Johann Sebastian Bach's Well Tempered Clavier is one of the monumental musical achievements of Western Civilization. It consists of two books, each book having twenty-four sets of preludes and fugues which go through all the major and minor keys. Book 1 was completed in 1722; Book 2 was finalized twenty years later. However, many of Bach's preludes and fugues in the two sets are more mature revisions of earlier keyboard works he composed, and it is very interesting to listen to these embryonic creations and compare them to the eventually finished products.
What did Bach mean by 'well tempered clavier'? Current thinking is that 'well tempered' simply means a well-tuned instrument as opposed to any notion of equal temperament. Concerning the clavier, Bach traditionally made a distinction between the organ and smaller keyboard instruments; therefore, it is likely that the clavier only includes the harpsichord, clavichord, and fortepiano.
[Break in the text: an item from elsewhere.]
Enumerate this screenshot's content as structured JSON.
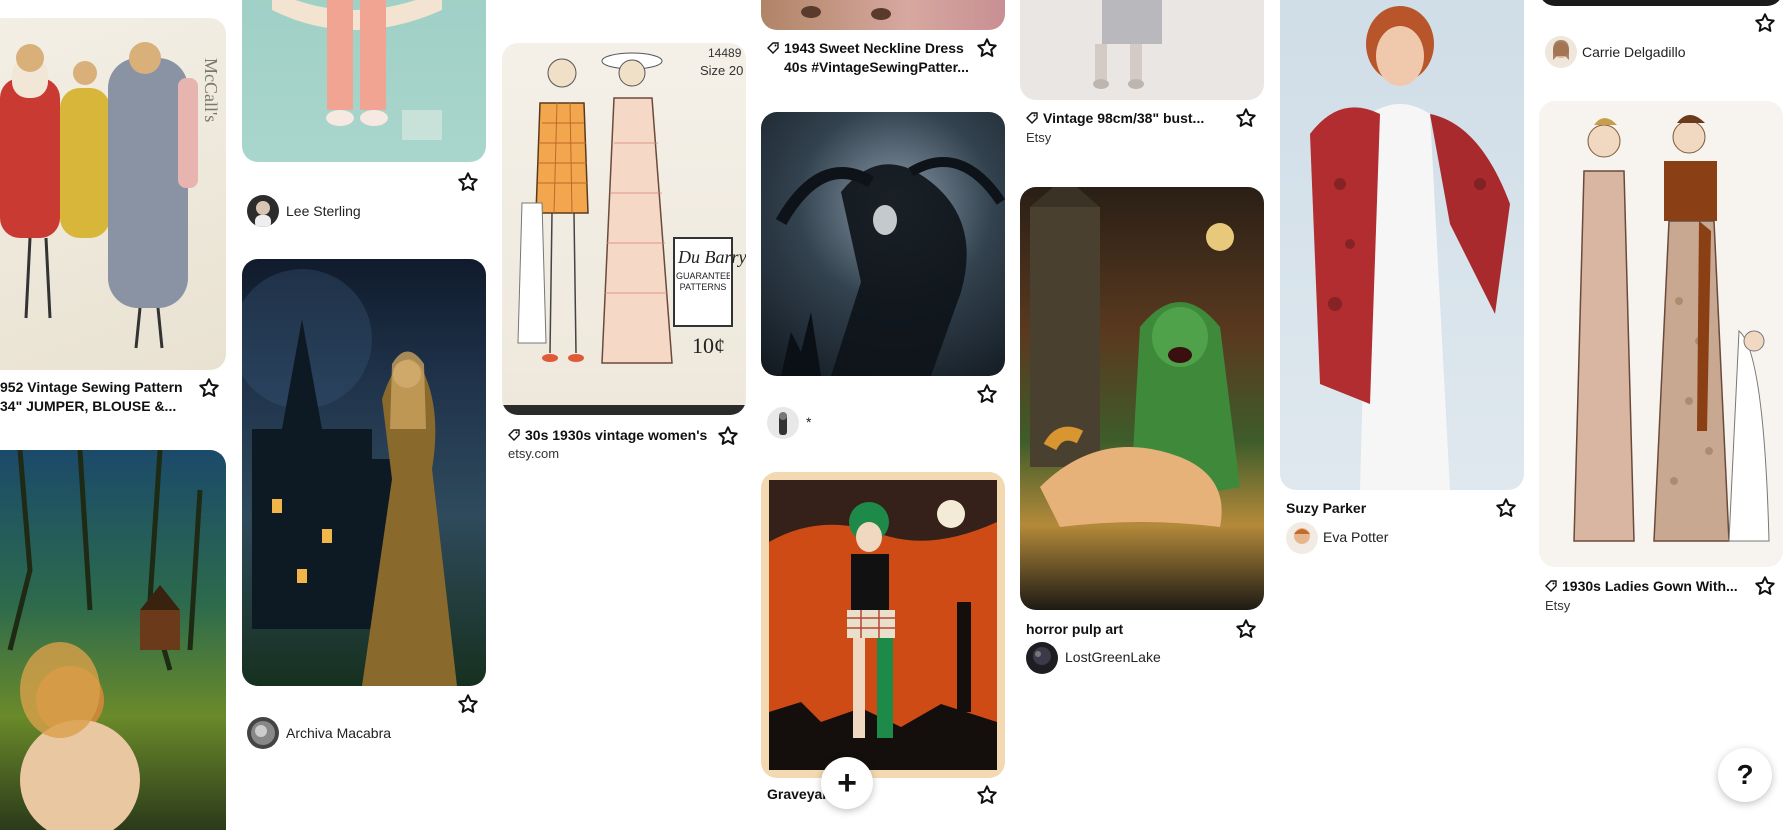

Another issue which is commonly voiced concerns whether Bach intended the Well Tempered Clavier as only an instructional tool or also for performance purposes. Since Bach's autograph copy of Book 1 has a title which includes, "For the Use and Profit of the Musical Youth Desirous of Learning as well as for the Pastime of those Already Skilled in this study", we can assume that this body of works had a dual purpose.
The Well Tempered Clavier has had a strong influence on many subsequent composers of classical music. Mozart composed six Preludes & Fugues for String Trio from pieces of the Well Tempered Clavier, one of Bach's Trio Sonatas for Organ, and one of the fugues from the Art of Fugue. The connection is even stronger and reaches its 20th century fruition with the Shostakovich Opus 87 Preludes & Fugues for piano. Anyone who has great affection for Bach's Well Tempered Clavier would likely also love the Shostakovich Opus 87 works. Another strong connection is with Hindemith's "Ludus Tonalis" which is a cycle of 24 preludes and fugues for piano.
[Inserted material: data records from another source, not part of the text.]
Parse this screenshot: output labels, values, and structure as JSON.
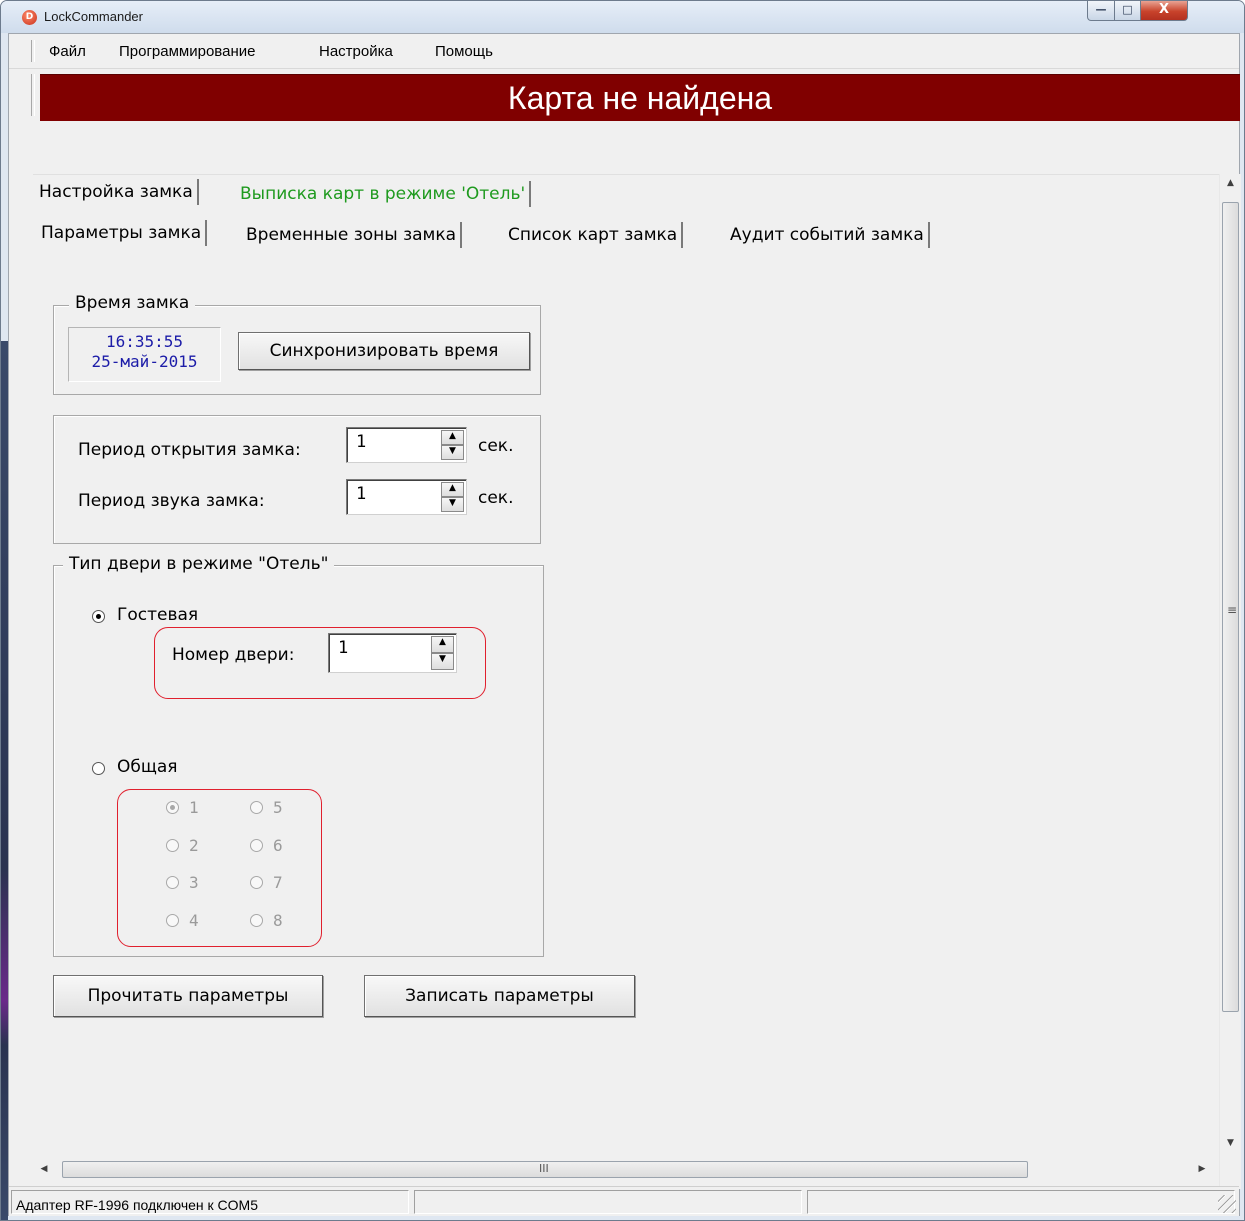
{
  "window": {
    "title": "LockCommander",
    "app_icon": "D"
  },
  "caption_buttons": {
    "minimize": "—",
    "maximize": "□",
    "close": "X"
  },
  "menu": {
    "items": [
      "Файл",
      "Программирование",
      "Настройка",
      "Помощь"
    ]
  },
  "banner": {
    "text": "Карта не найдена",
    "color": "#800000"
  },
  "tabs_top": [
    "Настройка замка",
    "Выписка карт в режиме 'Отель'"
  ],
  "tabs_sub": [
    "Параметры замка",
    "Временные зоны замка",
    "Список карт замка",
    "Аудит событий замка"
  ],
  "lock_time": {
    "legend": "Время замка",
    "time": "16:35:55",
    "date": "25-май-2015",
    "sync_button": "Синхронизировать время"
  },
  "periods": {
    "open_label": "Период открытия замка:",
    "open_value": "1",
    "sound_label": "Период звука замка:",
    "sound_value": "1",
    "unit": "сек."
  },
  "door_type": {
    "legend": "Тип двери в режиме \"Отель\"",
    "guest_label": "Гостевая",
    "guest_checked": true,
    "door_number_label": "Номер двери:",
    "door_number_value": "1",
    "common_label": "Общая",
    "common_checked": false,
    "common_options": [
      "1",
      "2",
      "3",
      "4",
      "5",
      "6",
      "7",
      "8"
    ],
    "common_selected": "1"
  },
  "buttons": {
    "read": "Прочитать параметры",
    "write": "Записать параметры"
  },
  "scrollbar_glyphs": {
    "up": "▲",
    "down": "▼",
    "left": "◀",
    "right": "▶",
    "v_grip": "≡",
    "h_grip": "III"
  },
  "status": {
    "text": "Адаптер RF-1996 подключен к COM5"
  }
}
How best to listen to the Well Tempered Clavier? The spectrum ranges from listening as a cumulative work based on mathematical construction to simply ninety-six separate pieces of music. The important consideration is that Bach's Well Tempered Clavier encompasses the full breadth and depth of the human condition.
Copyright © 2001 by Don Satz.